by Kylie McClung

Hot days call for less clothing to beat the heat, but in the classroom this is not the case. Dress codes have varied for years, going from no dress code to a more strict one. WHS has pride in having a classy dress code while maintaining freedom within clothing. Of course everyone has different feelings about the touchy subject, some more stronger than others.

Junior Addison Robert spoke, “I think it [the dress code] is sexist. If girls aren’t allowed to show their shoulders, boys shouldn’t be allowed either. I don’t think it’s fair that our shorts have to be mid thigh because most of us don’t own them and you’re [the school board] basically asking us to go out and buy a new pair.
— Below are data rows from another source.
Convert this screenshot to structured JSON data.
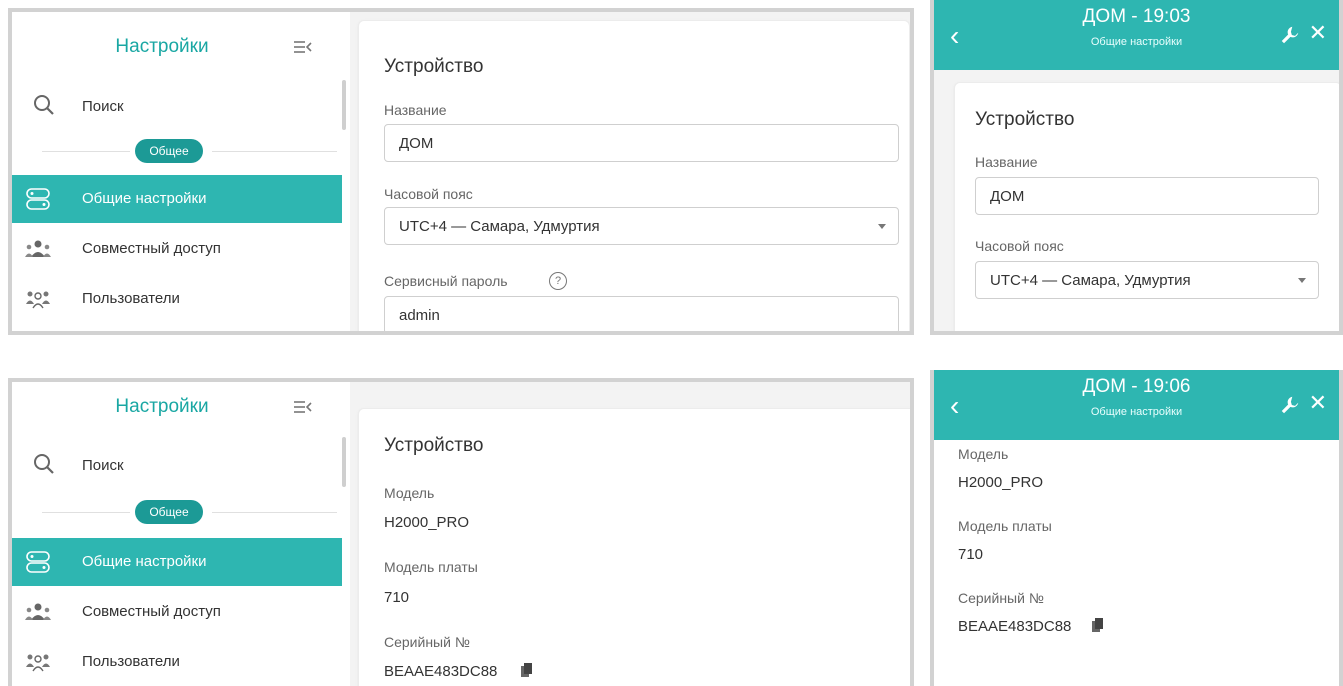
{
  "settings": {
    "title": "Настройки",
    "search": "Поиск",
    "group": "Общее",
    "nav": [
      "Общие настройки",
      "Совместный доступ",
      "Пользователи"
    ]
  },
  "device": {
    "heading": "Устройство",
    "name_label": "Название",
    "name_value": "ДОМ",
    "tz_label": "Часовой пояс",
    "tz_value": "UTC+4 — Самара, Удмуртия",
    "pass_label": "Сервисный пароль",
    "pass_help": "?",
    "pass_value": "admin",
    "model_label": "Модель",
    "model_value": "H2000_PRO",
    "board_label": "Модель платы",
    "board_value": "710",
    "serial_label": "Серийный №",
    "serial_value": "BEAAE483DC88"
  },
  "mobile1": {
    "title": "ДОМ - 19:03",
    "subtitle": "Общие настройки"
  },
  "mobile2": {
    "title": "ДОМ - 19:06",
    "subtitle": "Общие настройки"
  },
  "icons": [
    "search-icon",
    "collapse-menu-icon",
    "general-settings-icon",
    "shared-access-icon",
    "users-icon",
    "help-icon",
    "copy-icon",
    "back-icon",
    "wrench-icon",
    "close-icon",
    "dropdown-caret-icon"
  ],
  "colors": {
    "accent": "#2eb6b1",
    "accent_dark": "#1c9a96",
    "title_teal": "#19a7a3",
    "frame": "#d2d2d2"
  }
}
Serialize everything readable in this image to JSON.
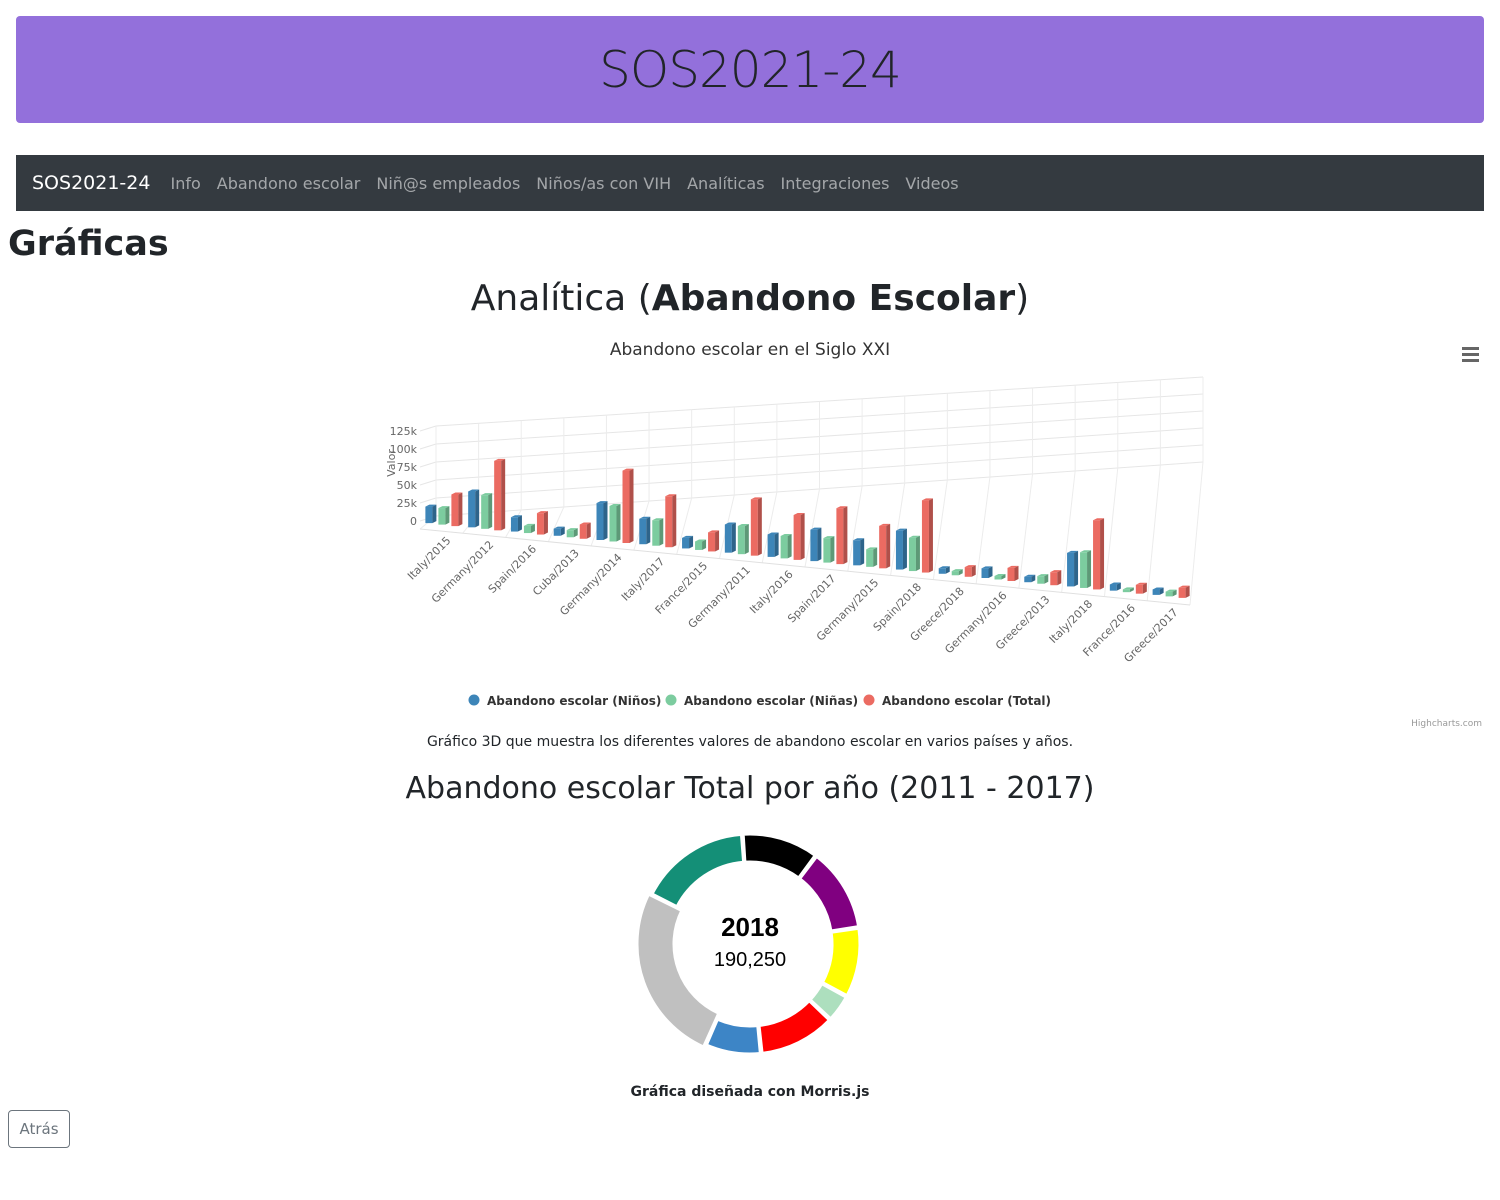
{
  "banner": {
    "title": "SOS2021-24"
  },
  "nav": {
    "brand": "SOS2021-24",
    "links": [
      "Info",
      "Abandono escolar",
      "Niñ@s empleados",
      "Niños/as con VIH",
      "Analíticas",
      "Integraciones",
      "Videos"
    ]
  },
  "page": {
    "heading": "Gráficas",
    "section1_prefix": "Analítica (",
    "section1_bold": "Abandono Escolar",
    "section1_suffix": ")",
    "chart1_description": "Gráfico 3D que muestra los diferentes valores de abandono escolar en varios países y años.",
    "section2_title": "Abandono escolar Total por año (2011 - 2017)",
    "morris_caption": "Gráfica diseñada con Morris.js",
    "back_button": "Atrás"
  },
  "colors": {
    "banner": "#9370db",
    "navbar": "#343a40",
    "ninos": "#3d85b8",
    "ninas": "#7ccc9f",
    "total": "#eb6b62"
  },
  "chart_data": [
    {
      "type": "bar",
      "title": "Abandono escolar en el Siglo XXI",
      "ylabel": "Valor",
      "ylim": [
        0,
        125000
      ],
      "yticks": [
        "0",
        "25k",
        "50k",
        "75k",
        "100k",
        "125k"
      ],
      "credits": "Highcharts.com",
      "legend_position": "bottom",
      "grid": true,
      "three_d": true,
      "categories": [
        "Italy/2015",
        "Germany/2012",
        "Spain/2016",
        "Cuba/2013",
        "Germany/2014",
        "Italy/2017",
        "France/2015",
        "Germany/2011",
        "Italy/2016",
        "Spain/2017",
        "Germany/2015",
        "Spain/2018",
        "Greece/2018",
        "Germany/2016",
        "Greece/2013",
        "Italy/2018",
        "France/2016",
        "Greece/2017"
      ],
      "series": [
        {
          "name": "Abandono escolar (Niños)",
          "color": "#3d85b8",
          "values": [
            23000,
            50000,
            20000,
            10000,
            52000,
            36000,
            15000,
            40000,
            32000,
            45000,
            36000,
            56000,
            8000,
            14000,
            8000,
            49000,
            9000,
            8000
          ]
        },
        {
          "name": "Abandono escolar (Niñas)",
          "color": "#7ccc9f",
          "values": [
            23000,
            47000,
            10000,
            10000,
            50000,
            36000,
            12000,
            40000,
            32000,
            35000,
            25000,
            48000,
            6000,
            5000,
            11000,
            52000,
            4000,
            7000
          ]
        },
        {
          "name": "Abandono escolar (Total)",
          "color": "#eb6b62",
          "values": [
            44000,
            97000,
            30000,
            20000,
            102000,
            72000,
            27000,
            80000,
            64000,
            80000,
            61000,
            104000,
            14000,
            19000,
            19000,
            101000,
            13000,
            15000
          ]
        }
      ]
    },
    {
      "type": "pie",
      "title": "Abandono escolar Total por año (2011 - 2017)",
      "selected_label": "2018",
      "selected_value": "190,250",
      "slices": [
        {
          "value": 11,
          "color": "#000000"
        },
        {
          "value": 12,
          "color": "#800080"
        },
        {
          "value": 10,
          "color": "#ffff00"
        },
        {
          "value": 4,
          "color": "#addfbe"
        },
        {
          "value": 11,
          "color": "#ff0000"
        },
        {
          "value": 8,
          "color": "#3d85c6"
        },
        {
          "value": 25,
          "color": "#c0c0c0"
        },
        {
          "value": 16,
          "color": "#148f77"
        }
      ]
    }
  ]
}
Making a girl change her clothes disrupts her education and if she’s comfortable and a guy is not, it’s their problem not ours.”

Principal Tracey Franklin said, “There are many reasons to have a dress code, although dress code does not mean restriction. It [the dress code] is designed for basic comfort and a structured environment. The dress code is necessary, important, and reasonable.” Franklin also added, “Don’t get me wrong, one thing everyone knows about me, is that I love fashion”.

“The dress code is outdated. Women should not be told what to wear by administration. Boys should be held accountable for their actions because girls’ educations are just as important,” said sophomore Alexys Malone.

“I don’t like the dress code because it’s high school and we’re more mature and should be able to wear what we want,” freshman Carlie Bartos proudly spoke.

Dress code varies from school to school but they all remain the same basic idea. Without a dress code students would have a lot more responsibility choosing a sensible outfit that will show off their good assets and also show their readiness to learn throughout the day based on a variety of backgrounds.

“ I don’t believe the length of my shorts should be valued as more important than my education. There are plenty of more distractions in our learning environment than just the clothes on my back. I am more than just a distraction. I am fifteen years old. If you are sexualizing me because of the clothes I am wearing, you are the problem,” said sophomore Megan Sweeney from Urbana High said.

“It [the dress code] is good for guys personally because we don’t get dress coded as often,” said sophomore William Pratt. After being asked if he would rather have uniforms Pratt stated, “I don’t think uniforms are necessary.”

Gender takes a big role in dress code. Females are more prone to get stopped and taken from an environment to change their clothes due to the trendy short shorts and crop tops that celebrities have been sporting.